San Francisco 49ers running back Jeff Wilson (30) with tight end Jordan Reed (81) Mandatory Credit: Tim Heitman-USA TODAY Sports /

12-5. 123. Cowboys -3. 4:30 p.m. ET. 42. CBS. Sunday, Jan. 16. 10-7

The 49ers may be slight underdogs on the road against the Cowboys in the Wild Card round, but the Niners do hold these four crucial advantages.

According to plenty out there in the NFL world, the San Francisco 49ers are precisely the worst road opponent the Dallas Cowboys could have had in the Wild Card round.

Yet here we are.

While it’s possible to cite a number of different takes on what’ll be the first time these two teams square off in the postseason since the Niners’ victory in the 1995 NFC Championship game, there are perhaps none better than former Cowboys wide receiver and Hall of Famer Michael Irvin, who told San Francisco’s 95.7 The Game, “I did not want this matchup for Dallas.”


The Cowboys, the No. 3 seed in the NFC playoff picture, just pummeled the Philadelphia Eagles 51-26 en route to boasting the league’s top-scoring offense this season.
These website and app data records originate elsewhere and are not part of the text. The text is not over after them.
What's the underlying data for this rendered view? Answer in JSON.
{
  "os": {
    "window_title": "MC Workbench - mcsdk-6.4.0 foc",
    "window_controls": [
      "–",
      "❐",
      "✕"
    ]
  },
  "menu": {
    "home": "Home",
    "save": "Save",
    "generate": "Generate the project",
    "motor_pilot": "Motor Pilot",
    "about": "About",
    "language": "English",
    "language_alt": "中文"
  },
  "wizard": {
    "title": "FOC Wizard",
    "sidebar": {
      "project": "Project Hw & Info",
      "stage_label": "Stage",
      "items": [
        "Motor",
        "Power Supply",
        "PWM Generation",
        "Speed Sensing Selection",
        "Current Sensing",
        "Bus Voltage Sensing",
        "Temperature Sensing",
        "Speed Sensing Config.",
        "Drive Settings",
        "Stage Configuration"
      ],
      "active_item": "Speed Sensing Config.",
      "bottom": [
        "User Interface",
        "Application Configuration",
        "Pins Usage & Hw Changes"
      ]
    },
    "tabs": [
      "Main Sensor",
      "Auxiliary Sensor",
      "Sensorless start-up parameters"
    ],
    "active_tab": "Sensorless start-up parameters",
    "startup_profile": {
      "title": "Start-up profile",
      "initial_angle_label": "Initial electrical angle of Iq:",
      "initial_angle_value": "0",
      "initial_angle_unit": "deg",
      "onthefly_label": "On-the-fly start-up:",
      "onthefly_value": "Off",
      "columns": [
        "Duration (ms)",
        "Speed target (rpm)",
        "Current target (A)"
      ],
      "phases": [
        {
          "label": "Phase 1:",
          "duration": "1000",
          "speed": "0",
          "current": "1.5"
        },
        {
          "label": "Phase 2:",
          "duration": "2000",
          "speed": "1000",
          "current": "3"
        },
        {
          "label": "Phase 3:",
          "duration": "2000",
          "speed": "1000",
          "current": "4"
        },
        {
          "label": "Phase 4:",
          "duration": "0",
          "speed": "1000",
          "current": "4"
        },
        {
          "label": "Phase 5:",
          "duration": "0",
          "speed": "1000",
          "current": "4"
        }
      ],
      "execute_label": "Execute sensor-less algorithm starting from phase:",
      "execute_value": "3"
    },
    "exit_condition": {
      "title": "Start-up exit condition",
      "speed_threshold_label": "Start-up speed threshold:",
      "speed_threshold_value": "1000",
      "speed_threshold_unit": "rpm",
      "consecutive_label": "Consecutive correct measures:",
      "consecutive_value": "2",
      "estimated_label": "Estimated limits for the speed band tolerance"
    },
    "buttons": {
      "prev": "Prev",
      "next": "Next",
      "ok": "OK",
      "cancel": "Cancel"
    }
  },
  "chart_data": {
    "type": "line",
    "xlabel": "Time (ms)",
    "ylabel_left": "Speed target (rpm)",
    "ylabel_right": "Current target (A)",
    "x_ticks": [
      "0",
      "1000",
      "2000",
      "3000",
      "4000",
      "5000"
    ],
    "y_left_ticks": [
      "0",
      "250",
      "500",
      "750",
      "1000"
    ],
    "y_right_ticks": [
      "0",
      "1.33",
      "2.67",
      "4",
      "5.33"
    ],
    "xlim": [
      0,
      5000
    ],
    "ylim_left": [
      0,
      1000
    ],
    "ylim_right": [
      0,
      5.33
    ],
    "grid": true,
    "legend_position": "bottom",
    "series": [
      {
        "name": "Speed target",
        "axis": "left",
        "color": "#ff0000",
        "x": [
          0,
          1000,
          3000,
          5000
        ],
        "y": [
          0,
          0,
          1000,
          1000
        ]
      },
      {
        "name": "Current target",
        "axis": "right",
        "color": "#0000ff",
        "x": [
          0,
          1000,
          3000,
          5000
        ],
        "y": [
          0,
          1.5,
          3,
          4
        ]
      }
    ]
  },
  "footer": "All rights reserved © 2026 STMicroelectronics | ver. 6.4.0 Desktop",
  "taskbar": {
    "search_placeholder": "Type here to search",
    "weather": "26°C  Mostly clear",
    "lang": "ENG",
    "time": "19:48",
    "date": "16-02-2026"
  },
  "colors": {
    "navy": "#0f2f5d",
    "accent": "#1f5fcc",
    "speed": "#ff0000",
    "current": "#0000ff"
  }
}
Yet the offense, particularly quarterback Dak Prescott, has nevertheless been inconsistent.

And San Francisco’s run-first, run-heavy offense might be the perfect kind of formula to keep Prescott and Co. off the field.

Perhaps this is just one of four clear-cut advantages the 49ers will have as we return to this historic NFC rivalry.

No. 4: 49ers can take advantage of Cowboys weak run defense

A simple Football 101 theory when matching up against a dangerous offense is to not let it on the field. To do that, the opposing team needs to maintain possession and chew up the clock.

That’s done by the running game.

The Niners finished the regular season with the NFL’s seventh-ranked rushing offense, totaling 2,166 yards. And while San Francisco only averaged 4.3 yards per carry, good for 16th, head coach Kyle Shanahan rarely strayed from the run-first approach.

That might be the perfect way to offset Dallas’ own offense, as the Cowboys defense doesn’t exactly enter the fray with a quality run-stopping line.

Over the course of the regular season, Dallas allowed an average of 4.5 yards per carry, 23rd in the league. It also only managed five games during the season where opponents netted fewer than 100 yards on the ground.

And that only happened once over the Cowboys’ final 12 games.

Needless to say, the 49ers shouldn’t have too many difficulties moving the ball on the ground on Sunday.